▸ Data records:
"""

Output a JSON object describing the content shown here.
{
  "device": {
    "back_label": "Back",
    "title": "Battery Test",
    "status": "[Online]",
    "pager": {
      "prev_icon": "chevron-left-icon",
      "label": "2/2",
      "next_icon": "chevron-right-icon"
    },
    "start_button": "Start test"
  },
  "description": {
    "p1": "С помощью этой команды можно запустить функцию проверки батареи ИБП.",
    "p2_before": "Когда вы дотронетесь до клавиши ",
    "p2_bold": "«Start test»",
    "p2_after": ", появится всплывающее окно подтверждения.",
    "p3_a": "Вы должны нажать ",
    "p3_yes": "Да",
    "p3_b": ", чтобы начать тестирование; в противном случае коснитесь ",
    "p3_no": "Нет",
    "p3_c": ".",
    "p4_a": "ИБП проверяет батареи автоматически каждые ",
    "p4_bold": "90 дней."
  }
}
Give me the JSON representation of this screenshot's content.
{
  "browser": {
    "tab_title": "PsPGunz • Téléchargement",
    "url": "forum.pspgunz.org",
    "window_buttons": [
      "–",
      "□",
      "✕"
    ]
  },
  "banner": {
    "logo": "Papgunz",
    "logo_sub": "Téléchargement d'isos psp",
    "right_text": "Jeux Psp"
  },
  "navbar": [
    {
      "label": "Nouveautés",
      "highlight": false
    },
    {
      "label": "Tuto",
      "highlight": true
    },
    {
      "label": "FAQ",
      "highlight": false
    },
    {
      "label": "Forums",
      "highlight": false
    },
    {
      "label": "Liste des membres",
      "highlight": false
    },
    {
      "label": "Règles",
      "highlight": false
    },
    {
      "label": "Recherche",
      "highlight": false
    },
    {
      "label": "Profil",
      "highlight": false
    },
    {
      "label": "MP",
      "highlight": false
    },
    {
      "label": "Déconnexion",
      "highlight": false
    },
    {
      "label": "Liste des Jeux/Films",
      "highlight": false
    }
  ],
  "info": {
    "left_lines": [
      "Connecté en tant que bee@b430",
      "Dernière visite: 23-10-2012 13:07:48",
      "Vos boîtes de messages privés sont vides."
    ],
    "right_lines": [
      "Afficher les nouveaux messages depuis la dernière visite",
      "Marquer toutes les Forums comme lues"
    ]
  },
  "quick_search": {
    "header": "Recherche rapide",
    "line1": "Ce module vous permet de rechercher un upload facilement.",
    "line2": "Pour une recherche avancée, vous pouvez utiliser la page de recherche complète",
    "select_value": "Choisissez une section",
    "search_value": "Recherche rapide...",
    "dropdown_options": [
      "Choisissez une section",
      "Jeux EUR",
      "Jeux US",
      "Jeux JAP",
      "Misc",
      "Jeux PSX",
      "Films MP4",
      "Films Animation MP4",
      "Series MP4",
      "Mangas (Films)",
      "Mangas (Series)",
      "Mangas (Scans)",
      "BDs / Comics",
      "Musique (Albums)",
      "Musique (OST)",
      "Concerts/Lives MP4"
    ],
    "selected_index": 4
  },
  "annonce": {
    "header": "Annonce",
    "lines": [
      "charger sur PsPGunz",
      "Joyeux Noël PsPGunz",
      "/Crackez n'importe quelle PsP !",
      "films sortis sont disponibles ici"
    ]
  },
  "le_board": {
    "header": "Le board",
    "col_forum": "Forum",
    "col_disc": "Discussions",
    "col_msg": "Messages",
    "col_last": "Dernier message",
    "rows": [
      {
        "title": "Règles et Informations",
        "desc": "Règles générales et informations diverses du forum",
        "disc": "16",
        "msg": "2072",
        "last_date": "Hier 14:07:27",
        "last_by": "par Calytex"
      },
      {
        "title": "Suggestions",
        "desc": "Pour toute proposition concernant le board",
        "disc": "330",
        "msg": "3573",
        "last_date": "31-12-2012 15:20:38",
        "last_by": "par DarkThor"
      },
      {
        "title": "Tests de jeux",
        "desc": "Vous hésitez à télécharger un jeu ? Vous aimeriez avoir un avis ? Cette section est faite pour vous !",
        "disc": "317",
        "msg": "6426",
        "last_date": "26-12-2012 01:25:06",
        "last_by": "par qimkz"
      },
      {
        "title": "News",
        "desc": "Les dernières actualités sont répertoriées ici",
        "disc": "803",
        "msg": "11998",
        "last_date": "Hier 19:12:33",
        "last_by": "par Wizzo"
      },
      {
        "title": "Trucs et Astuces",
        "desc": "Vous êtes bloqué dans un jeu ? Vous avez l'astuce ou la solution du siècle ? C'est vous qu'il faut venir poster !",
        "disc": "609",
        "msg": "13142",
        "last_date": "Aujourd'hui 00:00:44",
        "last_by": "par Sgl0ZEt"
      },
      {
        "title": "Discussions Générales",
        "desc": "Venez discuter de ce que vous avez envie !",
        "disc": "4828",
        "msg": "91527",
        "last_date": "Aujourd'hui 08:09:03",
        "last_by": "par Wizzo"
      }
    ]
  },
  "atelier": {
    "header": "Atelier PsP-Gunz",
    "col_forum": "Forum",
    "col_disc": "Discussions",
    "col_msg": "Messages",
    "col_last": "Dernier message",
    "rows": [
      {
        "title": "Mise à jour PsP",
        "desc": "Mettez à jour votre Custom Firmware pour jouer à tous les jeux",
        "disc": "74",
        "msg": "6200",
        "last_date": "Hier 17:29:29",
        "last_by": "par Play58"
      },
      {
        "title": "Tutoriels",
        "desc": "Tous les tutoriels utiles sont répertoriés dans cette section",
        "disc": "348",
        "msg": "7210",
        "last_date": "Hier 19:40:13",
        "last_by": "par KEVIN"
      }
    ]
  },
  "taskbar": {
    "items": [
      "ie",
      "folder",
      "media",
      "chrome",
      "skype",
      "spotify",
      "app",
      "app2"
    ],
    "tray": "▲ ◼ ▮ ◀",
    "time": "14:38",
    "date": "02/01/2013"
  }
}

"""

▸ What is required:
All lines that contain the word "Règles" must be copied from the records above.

▸ Problem solution:
      "label": "Règles",
        "title": "Règles et Informations",
        "desc": "Règles générales et informations diverses du forum",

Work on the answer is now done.